“That locked me into punting, kicking and passing the ball,” said Thomsen, who was quarterback on the Sapulpa football team.

He said he was recruited to be a quarterback at some small schools, but when OU recruited him to be a kicker, it was a dream come true to play for Coach Barry Switzer and the OU Sooners.

“I was in a pretty rare group who can say they got to start in four OU/Texas games and never lose,” said Thomsen.

His first year (1985), he kicked off, transitioned the next year to the kick off guy and punter, and the last two years did kick offs, punts and held for field goals. Thomsen set an Orange Bowl record in the 1987 game with five punts for a 47.6-yard average.

Tal Thomsen, who died at age 4 1/2.

He was also a state champion wrestler his senior year in high school.

Thomsen was saved at age 9 at Sapulpa, First, through, he said, the influence of friends who went to church. He said sports became the conduit that connected him with friends who connected him to church.

“Accepting Christ was the easy part,” he admitted. “The transformation part has been a process over the years, being refined and toned through various activities and opportunities.”

When he was in the 8th grade, Thomsen received a scholarship to an FCA camp, where Tom Landry (Dallas Cowboys coach) and Steve Davis (OU quarterback) were supposed to speak.

“It was the first time I’d been to a camp where I saw guys who were big, strong and fast carrying God’s Word and bowing their heads to pray before they ate,” Thomsen remembered. “They demonstrated the manliness of being a Christian.”

That one experience with FCA led to an FCA meeting at OU, which got him connected to team chapels and to FCA.

“A lot of people criticize Coach Switzer, but one thing I’ve always admired him for was he gave FCA the open door to do those chapels, and he always attended,” Thomsen pointed out. “I heard some of the greatest speakers in my time at OU at FCA chapels—some of the most memorable testimonies I’ve ever heard.”

After Thomsen graduated from OU with a management information systems degree, he was unsure what he wanted to do. Chuck Bowman, state FCA director at the time, invited him to work for FCA for a year before deciding what to do. Twenty-two years later, he’s still with FCA, as area director in the Ada region.

Rep. Thomsen speaks on the House floor.

When Thomsen was asked to run for state representative, he said that was so far off his radar screen, he thought it just might be something that God could do.

“It took me completely to an area that is uncomfortable and challenging,” he said. “It took me eight months to make a decision to run.”

Thomsen ran as a Republican in 2006 in an area that is two-thirds Democrat, and had the closest race in state history. He lost by two votes, and in a recount, won by two votes. He was reelected to his fourth term in November.
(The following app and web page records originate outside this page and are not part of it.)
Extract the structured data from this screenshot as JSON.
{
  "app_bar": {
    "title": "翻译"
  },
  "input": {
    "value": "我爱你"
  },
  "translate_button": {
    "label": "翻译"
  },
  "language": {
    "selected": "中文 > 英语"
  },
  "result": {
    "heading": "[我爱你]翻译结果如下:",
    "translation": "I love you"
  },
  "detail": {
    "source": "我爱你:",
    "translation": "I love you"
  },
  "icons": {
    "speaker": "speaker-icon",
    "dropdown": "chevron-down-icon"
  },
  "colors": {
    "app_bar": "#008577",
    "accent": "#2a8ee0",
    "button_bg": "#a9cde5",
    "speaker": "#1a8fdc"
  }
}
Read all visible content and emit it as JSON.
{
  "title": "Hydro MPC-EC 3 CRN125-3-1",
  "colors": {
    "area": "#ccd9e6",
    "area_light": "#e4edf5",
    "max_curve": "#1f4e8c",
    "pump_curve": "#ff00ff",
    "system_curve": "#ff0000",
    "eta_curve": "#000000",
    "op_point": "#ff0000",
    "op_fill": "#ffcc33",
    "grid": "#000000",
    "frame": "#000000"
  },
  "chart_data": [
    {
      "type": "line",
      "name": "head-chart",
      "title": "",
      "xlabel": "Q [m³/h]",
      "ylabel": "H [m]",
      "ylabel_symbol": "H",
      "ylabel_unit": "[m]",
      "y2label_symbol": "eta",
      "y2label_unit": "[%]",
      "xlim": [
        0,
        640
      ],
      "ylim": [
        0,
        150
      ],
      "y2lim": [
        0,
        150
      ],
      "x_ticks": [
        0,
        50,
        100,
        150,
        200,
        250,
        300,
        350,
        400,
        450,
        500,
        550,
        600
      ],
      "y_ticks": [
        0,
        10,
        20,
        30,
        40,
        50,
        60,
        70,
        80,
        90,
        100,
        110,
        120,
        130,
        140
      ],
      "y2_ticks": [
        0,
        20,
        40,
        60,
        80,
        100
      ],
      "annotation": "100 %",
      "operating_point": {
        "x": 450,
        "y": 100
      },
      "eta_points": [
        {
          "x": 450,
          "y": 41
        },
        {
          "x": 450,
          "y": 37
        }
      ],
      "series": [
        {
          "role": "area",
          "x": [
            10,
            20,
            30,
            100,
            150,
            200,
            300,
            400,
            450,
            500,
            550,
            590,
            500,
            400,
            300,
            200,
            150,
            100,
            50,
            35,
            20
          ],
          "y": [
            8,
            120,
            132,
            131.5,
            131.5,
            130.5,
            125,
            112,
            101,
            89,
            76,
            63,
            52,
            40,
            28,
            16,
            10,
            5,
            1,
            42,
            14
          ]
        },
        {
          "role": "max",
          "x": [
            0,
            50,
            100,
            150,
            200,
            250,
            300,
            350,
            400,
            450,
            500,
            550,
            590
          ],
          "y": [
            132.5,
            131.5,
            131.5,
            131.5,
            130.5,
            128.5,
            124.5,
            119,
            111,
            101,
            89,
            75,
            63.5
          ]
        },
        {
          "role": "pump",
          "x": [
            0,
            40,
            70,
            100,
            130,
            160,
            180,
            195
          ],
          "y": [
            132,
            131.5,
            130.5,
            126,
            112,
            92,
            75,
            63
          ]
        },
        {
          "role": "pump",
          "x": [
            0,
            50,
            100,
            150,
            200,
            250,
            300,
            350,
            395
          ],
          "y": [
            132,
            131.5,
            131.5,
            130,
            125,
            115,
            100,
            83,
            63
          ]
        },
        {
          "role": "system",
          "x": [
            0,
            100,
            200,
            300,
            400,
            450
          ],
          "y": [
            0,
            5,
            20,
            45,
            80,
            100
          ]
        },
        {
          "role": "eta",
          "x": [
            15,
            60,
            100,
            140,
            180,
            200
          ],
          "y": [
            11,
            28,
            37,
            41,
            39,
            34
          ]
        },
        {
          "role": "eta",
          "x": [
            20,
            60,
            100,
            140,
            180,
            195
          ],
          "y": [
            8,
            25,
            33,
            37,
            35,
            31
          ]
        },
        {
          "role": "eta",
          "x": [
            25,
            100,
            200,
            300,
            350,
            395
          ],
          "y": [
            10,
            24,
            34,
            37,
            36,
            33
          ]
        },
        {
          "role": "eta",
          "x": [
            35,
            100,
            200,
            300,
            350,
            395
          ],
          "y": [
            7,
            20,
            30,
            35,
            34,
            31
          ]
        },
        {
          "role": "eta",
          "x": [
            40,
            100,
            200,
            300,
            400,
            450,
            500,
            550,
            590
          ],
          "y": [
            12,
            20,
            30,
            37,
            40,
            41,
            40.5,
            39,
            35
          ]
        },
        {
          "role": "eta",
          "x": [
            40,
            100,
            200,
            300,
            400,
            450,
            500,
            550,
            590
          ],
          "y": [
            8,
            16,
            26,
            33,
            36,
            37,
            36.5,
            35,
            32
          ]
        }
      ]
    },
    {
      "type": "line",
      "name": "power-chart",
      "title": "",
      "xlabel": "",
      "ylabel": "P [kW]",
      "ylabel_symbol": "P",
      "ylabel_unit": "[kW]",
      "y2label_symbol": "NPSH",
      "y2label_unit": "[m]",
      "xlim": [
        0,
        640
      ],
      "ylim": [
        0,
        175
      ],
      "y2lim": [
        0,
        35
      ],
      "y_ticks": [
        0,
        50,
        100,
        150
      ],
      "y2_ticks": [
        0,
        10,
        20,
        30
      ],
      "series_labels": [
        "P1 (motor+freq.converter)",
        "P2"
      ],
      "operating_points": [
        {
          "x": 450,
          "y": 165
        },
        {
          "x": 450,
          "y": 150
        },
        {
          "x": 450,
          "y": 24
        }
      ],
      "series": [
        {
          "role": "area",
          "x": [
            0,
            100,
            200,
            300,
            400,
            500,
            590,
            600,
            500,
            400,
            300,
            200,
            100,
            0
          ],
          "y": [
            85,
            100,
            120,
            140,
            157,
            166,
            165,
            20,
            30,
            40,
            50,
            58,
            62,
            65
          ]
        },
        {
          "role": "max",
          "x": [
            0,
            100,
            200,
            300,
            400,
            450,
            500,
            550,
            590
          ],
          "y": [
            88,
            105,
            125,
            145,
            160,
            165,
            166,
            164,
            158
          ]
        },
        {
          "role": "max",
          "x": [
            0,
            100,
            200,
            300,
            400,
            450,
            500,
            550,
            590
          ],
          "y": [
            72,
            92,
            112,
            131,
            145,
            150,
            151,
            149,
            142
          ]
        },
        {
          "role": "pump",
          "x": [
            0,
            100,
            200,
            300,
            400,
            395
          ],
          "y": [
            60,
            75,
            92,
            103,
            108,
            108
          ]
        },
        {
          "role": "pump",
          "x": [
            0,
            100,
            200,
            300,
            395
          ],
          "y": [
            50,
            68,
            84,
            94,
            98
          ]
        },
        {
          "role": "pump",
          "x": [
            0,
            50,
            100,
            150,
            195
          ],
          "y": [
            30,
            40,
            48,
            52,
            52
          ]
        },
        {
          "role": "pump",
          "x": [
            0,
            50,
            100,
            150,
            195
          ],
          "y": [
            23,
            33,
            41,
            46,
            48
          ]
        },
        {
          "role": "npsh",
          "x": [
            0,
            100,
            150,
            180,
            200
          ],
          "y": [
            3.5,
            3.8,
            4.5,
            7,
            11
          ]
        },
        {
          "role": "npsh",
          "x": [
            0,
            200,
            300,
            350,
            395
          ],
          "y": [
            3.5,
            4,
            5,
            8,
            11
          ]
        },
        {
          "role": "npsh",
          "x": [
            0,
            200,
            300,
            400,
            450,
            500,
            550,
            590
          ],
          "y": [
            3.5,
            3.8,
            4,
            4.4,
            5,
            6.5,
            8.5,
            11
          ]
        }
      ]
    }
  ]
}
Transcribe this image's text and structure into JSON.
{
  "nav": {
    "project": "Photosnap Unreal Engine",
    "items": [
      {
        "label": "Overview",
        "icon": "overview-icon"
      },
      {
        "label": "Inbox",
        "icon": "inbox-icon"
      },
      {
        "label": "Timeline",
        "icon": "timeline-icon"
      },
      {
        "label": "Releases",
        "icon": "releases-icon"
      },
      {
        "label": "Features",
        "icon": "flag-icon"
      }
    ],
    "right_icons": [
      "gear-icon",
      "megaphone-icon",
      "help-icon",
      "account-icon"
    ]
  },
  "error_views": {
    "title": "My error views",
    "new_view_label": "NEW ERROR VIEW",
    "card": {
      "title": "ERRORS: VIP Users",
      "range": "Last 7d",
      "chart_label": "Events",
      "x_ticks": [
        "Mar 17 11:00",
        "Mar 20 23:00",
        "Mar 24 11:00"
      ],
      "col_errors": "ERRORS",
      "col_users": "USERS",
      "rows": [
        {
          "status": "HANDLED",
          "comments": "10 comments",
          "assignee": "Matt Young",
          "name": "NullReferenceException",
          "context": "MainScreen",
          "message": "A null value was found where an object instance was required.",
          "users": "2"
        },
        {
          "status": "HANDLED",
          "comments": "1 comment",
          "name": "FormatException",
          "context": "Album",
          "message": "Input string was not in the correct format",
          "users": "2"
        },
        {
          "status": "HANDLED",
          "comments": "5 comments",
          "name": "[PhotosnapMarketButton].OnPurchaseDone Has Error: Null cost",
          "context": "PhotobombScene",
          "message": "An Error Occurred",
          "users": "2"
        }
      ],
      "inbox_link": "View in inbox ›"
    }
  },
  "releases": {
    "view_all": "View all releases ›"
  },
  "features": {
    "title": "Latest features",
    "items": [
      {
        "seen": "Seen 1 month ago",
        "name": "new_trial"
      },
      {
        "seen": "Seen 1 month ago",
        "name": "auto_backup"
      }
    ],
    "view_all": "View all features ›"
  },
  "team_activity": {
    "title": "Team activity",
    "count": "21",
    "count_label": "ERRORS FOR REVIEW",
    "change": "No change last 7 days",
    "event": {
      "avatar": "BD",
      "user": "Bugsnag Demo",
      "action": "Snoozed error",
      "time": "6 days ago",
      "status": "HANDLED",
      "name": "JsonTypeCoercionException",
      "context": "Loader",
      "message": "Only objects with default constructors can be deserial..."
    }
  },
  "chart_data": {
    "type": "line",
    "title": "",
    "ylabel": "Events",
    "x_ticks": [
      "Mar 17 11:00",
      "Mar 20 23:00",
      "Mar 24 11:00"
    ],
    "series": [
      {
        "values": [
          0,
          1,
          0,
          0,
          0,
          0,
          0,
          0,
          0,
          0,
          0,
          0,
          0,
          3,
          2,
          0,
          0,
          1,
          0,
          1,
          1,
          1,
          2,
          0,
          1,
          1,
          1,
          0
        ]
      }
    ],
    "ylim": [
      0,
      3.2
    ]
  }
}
He received the Distinguished Service Award from the Oklahoma State Regents for Higher Education in 2010 and 2011.

Thomsen, who is a member of Ada, First, said he has had opportunity to take part in great ministry the last 22 years.

“Outside our experience with Tal, my experience through FCA has had the greatest influence in my life, because of seeing guys I look up to as athletes challenge, inspire and emulate Jesus in their daily lives,” he said. “To coin the commercial line, the impact FCA has had on me is priceless.”